**TASK TO COMPLETE:** Each record below should be set down exactly.

━━━━━━━━━━━━━━━━

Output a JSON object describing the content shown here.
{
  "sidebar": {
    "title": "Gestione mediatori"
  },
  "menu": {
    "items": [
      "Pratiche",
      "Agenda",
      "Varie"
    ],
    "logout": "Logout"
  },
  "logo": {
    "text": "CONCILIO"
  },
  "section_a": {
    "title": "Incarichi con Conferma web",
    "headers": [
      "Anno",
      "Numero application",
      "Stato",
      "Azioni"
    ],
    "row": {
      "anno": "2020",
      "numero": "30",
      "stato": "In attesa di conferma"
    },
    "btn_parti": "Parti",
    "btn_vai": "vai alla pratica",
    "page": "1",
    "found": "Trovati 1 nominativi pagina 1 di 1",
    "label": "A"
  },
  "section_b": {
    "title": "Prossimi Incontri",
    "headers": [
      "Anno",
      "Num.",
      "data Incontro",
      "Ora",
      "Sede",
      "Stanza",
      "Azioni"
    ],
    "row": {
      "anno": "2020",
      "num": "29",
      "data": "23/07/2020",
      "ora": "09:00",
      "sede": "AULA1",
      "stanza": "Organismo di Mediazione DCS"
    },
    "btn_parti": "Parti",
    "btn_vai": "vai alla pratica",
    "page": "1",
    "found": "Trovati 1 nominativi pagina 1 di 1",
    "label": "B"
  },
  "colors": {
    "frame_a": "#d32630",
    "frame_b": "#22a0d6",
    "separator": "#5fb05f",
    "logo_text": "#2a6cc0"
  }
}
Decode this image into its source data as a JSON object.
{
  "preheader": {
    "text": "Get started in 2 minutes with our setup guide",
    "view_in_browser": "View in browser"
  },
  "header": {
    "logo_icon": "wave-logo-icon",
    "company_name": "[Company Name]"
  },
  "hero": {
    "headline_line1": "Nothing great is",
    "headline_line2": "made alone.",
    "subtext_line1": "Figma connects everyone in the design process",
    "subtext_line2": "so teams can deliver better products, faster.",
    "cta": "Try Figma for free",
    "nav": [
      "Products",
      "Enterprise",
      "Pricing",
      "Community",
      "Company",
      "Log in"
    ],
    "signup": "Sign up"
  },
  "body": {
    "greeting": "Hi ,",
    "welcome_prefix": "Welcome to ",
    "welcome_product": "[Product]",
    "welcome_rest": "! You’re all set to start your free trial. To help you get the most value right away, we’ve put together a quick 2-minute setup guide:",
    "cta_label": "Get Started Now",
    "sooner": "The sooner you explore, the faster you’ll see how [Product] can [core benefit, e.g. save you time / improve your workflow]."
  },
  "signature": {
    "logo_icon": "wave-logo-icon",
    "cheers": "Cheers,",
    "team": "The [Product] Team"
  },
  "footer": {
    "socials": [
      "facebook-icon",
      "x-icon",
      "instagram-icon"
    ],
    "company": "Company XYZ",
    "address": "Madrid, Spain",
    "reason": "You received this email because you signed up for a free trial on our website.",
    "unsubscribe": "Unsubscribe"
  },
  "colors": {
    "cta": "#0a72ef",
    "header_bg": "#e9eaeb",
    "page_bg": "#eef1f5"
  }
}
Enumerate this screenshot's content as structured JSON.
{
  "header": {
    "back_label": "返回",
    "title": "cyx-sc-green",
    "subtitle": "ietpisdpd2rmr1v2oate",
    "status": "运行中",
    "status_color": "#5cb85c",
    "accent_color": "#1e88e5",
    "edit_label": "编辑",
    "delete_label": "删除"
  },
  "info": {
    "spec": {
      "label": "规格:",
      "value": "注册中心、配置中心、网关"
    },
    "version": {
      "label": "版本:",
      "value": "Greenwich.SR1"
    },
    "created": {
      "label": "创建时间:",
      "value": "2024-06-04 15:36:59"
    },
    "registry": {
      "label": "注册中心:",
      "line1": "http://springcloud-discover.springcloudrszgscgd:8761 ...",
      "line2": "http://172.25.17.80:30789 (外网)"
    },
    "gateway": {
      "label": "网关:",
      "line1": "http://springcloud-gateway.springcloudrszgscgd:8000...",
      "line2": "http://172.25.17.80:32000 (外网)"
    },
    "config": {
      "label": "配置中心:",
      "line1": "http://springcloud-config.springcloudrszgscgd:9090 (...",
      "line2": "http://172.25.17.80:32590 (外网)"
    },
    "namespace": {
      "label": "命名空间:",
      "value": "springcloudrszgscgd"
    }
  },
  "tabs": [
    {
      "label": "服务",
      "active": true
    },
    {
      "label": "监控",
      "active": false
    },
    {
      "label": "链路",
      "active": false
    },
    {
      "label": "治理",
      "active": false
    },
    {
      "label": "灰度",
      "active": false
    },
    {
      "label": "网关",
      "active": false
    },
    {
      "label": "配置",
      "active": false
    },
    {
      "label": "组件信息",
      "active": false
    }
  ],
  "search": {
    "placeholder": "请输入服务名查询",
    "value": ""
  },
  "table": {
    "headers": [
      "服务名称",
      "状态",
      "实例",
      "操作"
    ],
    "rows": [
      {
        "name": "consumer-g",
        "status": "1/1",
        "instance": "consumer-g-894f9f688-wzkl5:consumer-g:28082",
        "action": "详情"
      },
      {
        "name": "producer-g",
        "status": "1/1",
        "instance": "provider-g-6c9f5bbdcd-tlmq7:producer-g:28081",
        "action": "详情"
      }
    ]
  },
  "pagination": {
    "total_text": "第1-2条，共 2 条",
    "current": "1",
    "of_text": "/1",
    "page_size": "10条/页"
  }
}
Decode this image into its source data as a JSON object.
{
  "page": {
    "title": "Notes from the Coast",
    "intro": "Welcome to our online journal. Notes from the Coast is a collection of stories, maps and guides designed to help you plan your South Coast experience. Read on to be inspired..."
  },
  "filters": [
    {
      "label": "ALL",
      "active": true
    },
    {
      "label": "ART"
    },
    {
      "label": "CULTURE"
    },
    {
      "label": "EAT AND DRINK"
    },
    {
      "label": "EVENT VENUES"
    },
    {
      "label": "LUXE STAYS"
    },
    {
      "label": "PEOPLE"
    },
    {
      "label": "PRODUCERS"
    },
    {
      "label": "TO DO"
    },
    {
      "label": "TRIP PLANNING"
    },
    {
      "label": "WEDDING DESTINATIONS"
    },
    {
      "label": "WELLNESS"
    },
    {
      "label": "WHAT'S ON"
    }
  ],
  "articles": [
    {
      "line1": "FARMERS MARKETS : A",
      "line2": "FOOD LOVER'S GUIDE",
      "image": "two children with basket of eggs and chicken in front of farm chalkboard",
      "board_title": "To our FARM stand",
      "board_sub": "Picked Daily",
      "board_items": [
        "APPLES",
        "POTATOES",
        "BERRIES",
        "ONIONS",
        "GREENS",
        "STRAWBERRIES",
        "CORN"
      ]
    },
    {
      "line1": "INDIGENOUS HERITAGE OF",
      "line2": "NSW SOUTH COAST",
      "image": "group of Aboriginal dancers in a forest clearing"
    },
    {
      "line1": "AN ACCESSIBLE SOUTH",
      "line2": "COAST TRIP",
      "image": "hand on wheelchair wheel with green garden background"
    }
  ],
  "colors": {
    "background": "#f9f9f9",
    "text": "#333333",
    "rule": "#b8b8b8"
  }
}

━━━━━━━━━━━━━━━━

**ANSWER TO THE PROBLEM:**
Output a JSON object describing the content shown here.
{
  "sidebar": {
    "title": "Gestione mediatori"
  },
  "menu": {
    "items": [
      "Pratiche",
      "Agenda",
      "Varie"
    ],
    "logout": "Logout"
  },
  "logo": {
    "text": "CONCILIO"
  },
  "section_a": {
    "title": "Incarichi con Conferma web",
    "headers": [
      "Anno",
      "Numero application",
      "Stato",
      "Azioni"
    ],
    "row": {
      "anno": "2020",
      "numero": "30",
      "stato": "In attesa di conferma"
    },
    "btn_parti": "Parti",
    "btn_vai": "vai alla pratica",
    "page": "1",
    "found": "Trovati 1 nominativi pagina 1 di 1",
    "label": "A"
  },
  "section_b": {
    "title": "Prossimi Incontri",
    "headers": [
      "Anno",
      "Num.",
      "data Incontro",
      "Ora",
      "Sede",
      "Stanza",
      "Azioni"
    ],
    "row": {
      "anno": "2020",
      "num": "29",
      "data": "23/07/2020",
      "ora": "09:00",
      "sede": "AULA1",
      "stanza": "Organismo di Mediazione DCS"
    },
    "btn_parti": "Parti",
    "btn_vai": "vai alla pratica",
    "page": "1",
    "found": "Trovati 1 nominativi pagina 1 di 1",
    "label": "B"
  },
  "colors": {
    "frame_a": "#d32630",
    "frame_b": "#22a0d6",
    "separator": "#5fb05f",
    "logo_text": "#2a6cc0"
  }
}
Decode this image into its source data as a JSON object.
{
  "preheader": {
    "text": "Get started in 2 minutes with our setup guide",
    "view_in_browser": "View in browser"
  },
  "header": {
    "logo_icon": "wave-logo-icon",
    "company_name": "[Company Name]"
  },
  "hero": {
    "headline_line1": "Nothing great is",
    "headline_line2": "made alone.",
    "subtext_line1": "Figma connects everyone in the design process",
    "subtext_line2": "so teams can deliver better products, faster.",
    "cta": "Try Figma for free",
    "nav": [
      "Products",
      "Enterprise",
      "Pricing",
      "Community",
      "Company",
      "Log in"
    ],
    "signup": "Sign up"
  },
  "body": {
    "greeting": "Hi ,",
    "welcome_prefix": "Welcome to ",
    "welcome_product": "[Product]",
    "welcome_rest": "! You’re all set to start your free trial. To help you get the most value right away, we’ve put together a quick 2-minute setup guide:",
    "cta_label": "Get Started Now",
    "sooner": "The sooner you explore, the faster you’ll see how [Product] can [core benefit, e.g. save you time / improve your workflow]."
  },
  "signature": {
    "logo_icon": "wave-logo-icon",
    "cheers": "Cheers,",
    "team": "The [Product] Team"
  },
  "footer": {
    "socials": [
      "facebook-icon",
      "x-icon",
      "instagram-icon"
    ],
    "company": "Company XYZ",
    "address": "Madrid, Spain",
    "reason": "You received this email because you signed up for a free trial on our website.",
    "unsubscribe": "Unsubscribe"
  },
  "colors": {
    "cta": "#0a72ef",
    "header_bg": "#e9eaeb",
    "page_bg": "#eef1f5"
  }
}
Enumerate this screenshot's content as structured JSON.
{
  "header": {
    "back_label": "返回",
    "title": "cyx-sc-green",
    "subtitle": "ietpisdpd2rmr1v2oate",
    "status": "运行中",
    "status_color": "#5cb85c",
    "accent_color": "#1e88e5",
    "edit_label": "编辑",
    "delete_label": "删除"
  },
  "info": {
    "spec": {
      "label": "规格:",
      "value": "注册中心、配置中心、网关"
    },
    "version": {
      "label": "版本:",
      "value": "Greenwich.SR1"
    },
    "created": {
      "label": "创建时间:",
      "value": "2024-06-04 15:36:59"
    },
    "registry": {
      "label": "注册中心:",
      "line1": "http://springcloud-discover.springcloudrszgscgd:8761 ...",
      "line2": "http://172.25.17.80:30789 (外网)"
    },
    "gateway": {
      "label": "网关:",
      "line1": "http://springcloud-gateway.springcloudrszgscgd:8000...",
      "line2": "http://172.25.17.80:32000 (外网)"
    },
    "config": {
      "label": "配置中心:",
      "line1": "http://springcloud-config.springcloudrszgscgd:9090 (...",
      "line2": "http://172.25.17.80:32590 (外网)"
    },
    "namespace": {
      "label": "命名空间:",
      "value": "springcloudrszgscgd"
    }
  },
  "tabs": [
    {
      "label": "服务",
      "active": true
    },
    {
      "label": "监控",
      "active": false
    },
    {
      "label": "链路",
      "active": false
    },
    {
      "label": "治理",
      "active": false
    },
    {
      "label": "灰度",
      "active": false
    },
    {
      "label": "网关",
      "active": false
    },
    {
      "label": "配置",
      "active": false
    },
    {
      "label": "组件信息",
      "active": false
    }
  ],
  "search": {
    "placeholder": "请输入服务名查询",
    "value": ""
  },
  "table": {
    "headers": [
      "服务名称",
      "状态",
      "实例",
      "操作"
    ],
    "rows": [
      {
        "name": "consumer-g",
        "status": "1/1",
        "instance": "consumer-g-894f9f688-wzkl5:consumer-g:28082",
        "action": "详情"
      },
      {
        "name": "producer-g",
        "status": "1/1",
        "instance": "provider-g-6c9f5bbdcd-tlmq7:producer-g:28081",
        "action": "详情"
      }
    ]
  },
  "pagination": {
    "total_text": "第1-2条，共 2 条",
    "current": "1",
    "of_text": "/1",
    "page_size": "10条/页"
  }
}
Decode this image into its source data as a JSON object.
{
  "page": {
    "title": "Notes from the Coast",
    "intro": "Welcome to our online journal. Notes from the Coast is a collection of stories, maps and guides designed to help you plan your South Coast experience. Read on to be inspired..."
  },
  "filters": [
    {
      "label": "ALL",
      "active": true
    },
    {
      "label": "ART"
    },
    {
      "label": "CULTURE"
    },
    {
      "label": "EAT AND DRINK"
    },
    {
      "label": "EVENT VENUES"
    },
    {
      "label": "LUXE STAYS"
    },
    {
      "label": "PEOPLE"
    },
    {
      "label": "PRODUCERS"
    },
    {
      "label": "TO DO"
    },
    {
      "label": "TRIP PLANNING"
    },
    {
      "label": "WEDDING DESTINATIONS"
    },
    {
      "label": "WELLNESS"
    },
    {
      "label": "WHAT'S ON"
    }
  ],
  "articles": [
    {
      "line1": "FARMERS MARKETS : A",
      "line2": "FOOD LOVER'S GUIDE",
      "image": "two children with basket of eggs and chicken in front of farm chalkboard",
      "board_title": "To our FARM stand",
      "board_sub": "Picked Daily",
      "board_items": [
        "APPLES",
        "POTATOES",
        "BERRIES",
        "ONIONS",
        "GREENS",
        "STRAWBERRIES",
        "CORN"
      ]
    },
    {
      "line1": "INDIGENOUS HERITAGE OF",
      "line2": "NSW SOUTH COAST",
      "image": "group of Aboriginal dancers in a forest clearing"
    },
    {
      "line1": "AN ACCESSIBLE SOUTH",
      "line2": "COAST TRIP",
      "image": "hand on wheelchair wheel with green garden background"
    }
  ],
  "colors": {
    "background": "#f9f9f9",
    "text": "#333333",
    "rule": "#b8b8b8"
  }
}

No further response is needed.